Within this listing, how many lines include the word "print"? Only the number should be given.
________________
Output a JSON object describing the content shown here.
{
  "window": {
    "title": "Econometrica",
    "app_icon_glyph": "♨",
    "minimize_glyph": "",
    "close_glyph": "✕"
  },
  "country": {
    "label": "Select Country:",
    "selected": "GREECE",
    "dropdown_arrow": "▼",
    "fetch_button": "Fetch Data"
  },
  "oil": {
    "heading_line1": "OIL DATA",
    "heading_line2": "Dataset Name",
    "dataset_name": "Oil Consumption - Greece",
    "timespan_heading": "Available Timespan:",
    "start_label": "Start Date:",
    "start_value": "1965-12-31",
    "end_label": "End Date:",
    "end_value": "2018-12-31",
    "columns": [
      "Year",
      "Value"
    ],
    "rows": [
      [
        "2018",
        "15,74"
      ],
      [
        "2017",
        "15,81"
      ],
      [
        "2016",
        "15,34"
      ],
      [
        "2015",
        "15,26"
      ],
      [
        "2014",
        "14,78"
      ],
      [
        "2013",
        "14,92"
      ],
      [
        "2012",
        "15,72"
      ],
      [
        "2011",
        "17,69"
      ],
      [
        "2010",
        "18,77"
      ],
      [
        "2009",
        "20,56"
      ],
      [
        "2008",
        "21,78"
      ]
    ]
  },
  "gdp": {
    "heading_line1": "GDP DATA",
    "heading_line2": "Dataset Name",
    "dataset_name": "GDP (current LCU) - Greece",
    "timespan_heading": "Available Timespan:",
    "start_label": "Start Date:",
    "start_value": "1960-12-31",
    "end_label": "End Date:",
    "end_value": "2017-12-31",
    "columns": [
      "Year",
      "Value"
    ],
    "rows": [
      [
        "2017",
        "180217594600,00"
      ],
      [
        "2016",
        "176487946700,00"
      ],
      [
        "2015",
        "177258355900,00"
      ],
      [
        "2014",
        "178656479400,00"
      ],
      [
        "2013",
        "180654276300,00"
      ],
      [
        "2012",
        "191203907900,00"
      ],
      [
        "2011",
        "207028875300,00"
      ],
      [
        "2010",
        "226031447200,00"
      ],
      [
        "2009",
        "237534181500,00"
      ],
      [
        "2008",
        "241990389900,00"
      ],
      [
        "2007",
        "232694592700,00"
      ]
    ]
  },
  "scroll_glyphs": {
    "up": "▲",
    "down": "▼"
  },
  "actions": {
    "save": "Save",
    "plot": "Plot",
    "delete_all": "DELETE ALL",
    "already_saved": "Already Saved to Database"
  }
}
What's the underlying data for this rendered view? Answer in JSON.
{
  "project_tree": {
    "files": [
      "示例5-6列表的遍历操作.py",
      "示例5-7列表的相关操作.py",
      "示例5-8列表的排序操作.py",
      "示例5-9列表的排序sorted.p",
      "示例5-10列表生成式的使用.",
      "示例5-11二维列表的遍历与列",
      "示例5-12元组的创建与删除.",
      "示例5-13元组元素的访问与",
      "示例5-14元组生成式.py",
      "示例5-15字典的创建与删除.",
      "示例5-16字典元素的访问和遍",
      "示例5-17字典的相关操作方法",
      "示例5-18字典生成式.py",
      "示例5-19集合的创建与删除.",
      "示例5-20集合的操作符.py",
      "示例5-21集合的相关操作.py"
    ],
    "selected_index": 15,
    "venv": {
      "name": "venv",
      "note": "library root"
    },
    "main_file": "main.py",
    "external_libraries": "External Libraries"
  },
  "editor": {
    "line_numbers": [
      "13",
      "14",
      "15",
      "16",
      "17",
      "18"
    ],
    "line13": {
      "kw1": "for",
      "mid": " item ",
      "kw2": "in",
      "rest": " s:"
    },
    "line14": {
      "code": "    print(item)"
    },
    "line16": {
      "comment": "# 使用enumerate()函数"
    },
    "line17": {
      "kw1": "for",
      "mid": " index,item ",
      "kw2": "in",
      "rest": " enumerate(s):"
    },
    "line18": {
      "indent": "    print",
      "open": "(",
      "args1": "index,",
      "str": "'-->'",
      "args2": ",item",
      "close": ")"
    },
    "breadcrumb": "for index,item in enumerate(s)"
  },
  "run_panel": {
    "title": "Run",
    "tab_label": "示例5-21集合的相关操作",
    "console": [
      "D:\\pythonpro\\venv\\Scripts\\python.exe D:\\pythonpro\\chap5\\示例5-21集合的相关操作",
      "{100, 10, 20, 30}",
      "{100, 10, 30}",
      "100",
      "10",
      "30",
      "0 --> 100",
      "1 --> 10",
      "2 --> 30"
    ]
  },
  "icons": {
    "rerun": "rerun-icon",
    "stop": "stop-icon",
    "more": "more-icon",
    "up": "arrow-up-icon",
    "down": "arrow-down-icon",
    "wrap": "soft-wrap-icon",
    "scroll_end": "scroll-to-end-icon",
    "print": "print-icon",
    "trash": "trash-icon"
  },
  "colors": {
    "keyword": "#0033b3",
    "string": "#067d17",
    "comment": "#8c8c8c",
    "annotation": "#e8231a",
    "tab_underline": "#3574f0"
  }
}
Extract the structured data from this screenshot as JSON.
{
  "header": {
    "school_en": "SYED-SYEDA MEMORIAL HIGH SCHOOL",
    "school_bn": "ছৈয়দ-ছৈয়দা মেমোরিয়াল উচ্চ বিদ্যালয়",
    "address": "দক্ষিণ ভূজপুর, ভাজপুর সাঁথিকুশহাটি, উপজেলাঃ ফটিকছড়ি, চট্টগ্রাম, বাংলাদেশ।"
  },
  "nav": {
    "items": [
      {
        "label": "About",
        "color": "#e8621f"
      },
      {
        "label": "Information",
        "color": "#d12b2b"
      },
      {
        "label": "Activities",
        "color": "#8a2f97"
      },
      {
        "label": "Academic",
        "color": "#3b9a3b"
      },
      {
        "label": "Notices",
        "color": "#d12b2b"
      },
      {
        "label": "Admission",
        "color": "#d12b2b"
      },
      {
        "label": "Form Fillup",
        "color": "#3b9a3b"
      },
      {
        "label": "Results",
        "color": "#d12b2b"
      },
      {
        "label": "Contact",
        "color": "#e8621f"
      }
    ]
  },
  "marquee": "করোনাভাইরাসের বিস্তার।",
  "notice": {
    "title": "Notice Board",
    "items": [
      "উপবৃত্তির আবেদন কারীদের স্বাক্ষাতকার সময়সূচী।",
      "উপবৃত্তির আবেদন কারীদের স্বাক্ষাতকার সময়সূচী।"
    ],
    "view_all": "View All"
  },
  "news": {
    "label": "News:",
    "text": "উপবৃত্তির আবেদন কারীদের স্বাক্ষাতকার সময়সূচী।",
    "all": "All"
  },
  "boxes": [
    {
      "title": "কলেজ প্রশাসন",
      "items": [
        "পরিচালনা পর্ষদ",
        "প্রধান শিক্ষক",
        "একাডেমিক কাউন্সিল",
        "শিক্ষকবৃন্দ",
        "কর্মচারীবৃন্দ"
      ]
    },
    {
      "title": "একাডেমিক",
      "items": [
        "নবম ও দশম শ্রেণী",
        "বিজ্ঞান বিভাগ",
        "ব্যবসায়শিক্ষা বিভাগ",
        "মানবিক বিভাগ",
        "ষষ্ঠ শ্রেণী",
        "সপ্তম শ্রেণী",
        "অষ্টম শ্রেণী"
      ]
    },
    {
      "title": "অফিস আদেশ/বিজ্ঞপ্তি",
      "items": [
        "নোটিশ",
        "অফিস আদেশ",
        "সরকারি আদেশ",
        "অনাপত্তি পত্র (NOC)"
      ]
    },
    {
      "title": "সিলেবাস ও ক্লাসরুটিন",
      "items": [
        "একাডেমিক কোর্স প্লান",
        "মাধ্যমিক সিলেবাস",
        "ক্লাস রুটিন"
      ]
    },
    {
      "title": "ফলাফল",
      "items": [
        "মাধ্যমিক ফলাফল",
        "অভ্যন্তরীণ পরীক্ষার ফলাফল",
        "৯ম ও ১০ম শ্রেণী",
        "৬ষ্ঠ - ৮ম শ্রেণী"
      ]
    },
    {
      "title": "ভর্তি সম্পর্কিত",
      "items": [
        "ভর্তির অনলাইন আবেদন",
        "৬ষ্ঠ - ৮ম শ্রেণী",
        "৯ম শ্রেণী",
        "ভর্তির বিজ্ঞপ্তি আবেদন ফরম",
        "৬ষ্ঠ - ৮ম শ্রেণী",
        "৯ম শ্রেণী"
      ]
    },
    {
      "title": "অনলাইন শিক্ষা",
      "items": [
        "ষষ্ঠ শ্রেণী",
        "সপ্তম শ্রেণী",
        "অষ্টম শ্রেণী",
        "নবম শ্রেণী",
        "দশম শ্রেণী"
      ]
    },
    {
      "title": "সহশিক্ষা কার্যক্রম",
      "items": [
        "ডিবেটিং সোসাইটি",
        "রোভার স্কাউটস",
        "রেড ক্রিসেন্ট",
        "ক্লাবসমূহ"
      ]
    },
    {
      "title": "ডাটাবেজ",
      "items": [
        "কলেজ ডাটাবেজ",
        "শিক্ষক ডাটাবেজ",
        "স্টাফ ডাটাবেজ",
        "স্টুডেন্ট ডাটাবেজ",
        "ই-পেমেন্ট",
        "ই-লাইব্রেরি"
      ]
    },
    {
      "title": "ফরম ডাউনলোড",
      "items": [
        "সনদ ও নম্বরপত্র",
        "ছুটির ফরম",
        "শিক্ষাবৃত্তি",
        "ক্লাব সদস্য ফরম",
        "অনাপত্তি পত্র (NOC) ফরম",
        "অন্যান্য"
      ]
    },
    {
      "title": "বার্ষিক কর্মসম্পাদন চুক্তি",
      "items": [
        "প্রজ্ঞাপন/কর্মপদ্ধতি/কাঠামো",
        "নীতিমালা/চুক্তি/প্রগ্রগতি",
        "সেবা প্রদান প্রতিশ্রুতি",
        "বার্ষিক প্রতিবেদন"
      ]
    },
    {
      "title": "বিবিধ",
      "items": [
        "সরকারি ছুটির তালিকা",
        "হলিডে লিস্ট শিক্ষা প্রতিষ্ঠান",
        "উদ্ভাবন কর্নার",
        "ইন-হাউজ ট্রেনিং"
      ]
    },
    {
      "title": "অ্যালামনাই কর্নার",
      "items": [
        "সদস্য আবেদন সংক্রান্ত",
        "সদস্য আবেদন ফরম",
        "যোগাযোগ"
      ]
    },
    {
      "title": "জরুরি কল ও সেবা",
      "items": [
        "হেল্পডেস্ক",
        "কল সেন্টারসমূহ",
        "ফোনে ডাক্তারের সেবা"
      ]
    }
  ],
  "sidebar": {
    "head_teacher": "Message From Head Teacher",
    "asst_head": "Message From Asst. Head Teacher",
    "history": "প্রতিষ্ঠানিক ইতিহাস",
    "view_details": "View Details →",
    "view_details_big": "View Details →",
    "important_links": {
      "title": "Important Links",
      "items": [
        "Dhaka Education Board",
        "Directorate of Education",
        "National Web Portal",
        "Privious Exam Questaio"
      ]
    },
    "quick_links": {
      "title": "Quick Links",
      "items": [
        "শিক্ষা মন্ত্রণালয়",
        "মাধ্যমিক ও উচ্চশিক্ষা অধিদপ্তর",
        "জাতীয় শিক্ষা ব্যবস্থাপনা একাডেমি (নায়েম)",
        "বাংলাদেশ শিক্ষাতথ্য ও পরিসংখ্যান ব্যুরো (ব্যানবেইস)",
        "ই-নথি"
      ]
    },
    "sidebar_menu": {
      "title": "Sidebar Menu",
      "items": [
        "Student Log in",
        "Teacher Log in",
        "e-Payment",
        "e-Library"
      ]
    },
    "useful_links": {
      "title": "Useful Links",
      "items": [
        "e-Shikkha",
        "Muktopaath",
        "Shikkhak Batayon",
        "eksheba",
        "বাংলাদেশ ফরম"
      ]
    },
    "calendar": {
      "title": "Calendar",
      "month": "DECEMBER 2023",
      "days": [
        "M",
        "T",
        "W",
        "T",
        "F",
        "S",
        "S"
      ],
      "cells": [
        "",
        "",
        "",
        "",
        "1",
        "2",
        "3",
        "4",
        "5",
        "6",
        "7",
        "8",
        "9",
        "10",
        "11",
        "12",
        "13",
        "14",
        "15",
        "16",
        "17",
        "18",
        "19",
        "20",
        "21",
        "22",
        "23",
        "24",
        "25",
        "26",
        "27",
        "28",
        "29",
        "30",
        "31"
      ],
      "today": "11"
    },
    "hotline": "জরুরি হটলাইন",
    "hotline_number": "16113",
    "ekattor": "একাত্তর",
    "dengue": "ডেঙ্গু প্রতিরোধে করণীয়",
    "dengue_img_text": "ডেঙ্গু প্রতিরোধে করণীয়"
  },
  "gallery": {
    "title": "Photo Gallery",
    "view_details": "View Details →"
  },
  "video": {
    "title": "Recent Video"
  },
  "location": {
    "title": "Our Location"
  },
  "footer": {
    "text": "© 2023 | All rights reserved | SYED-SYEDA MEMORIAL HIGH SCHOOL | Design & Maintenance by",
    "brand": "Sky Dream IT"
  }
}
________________
• _Expected answer_
3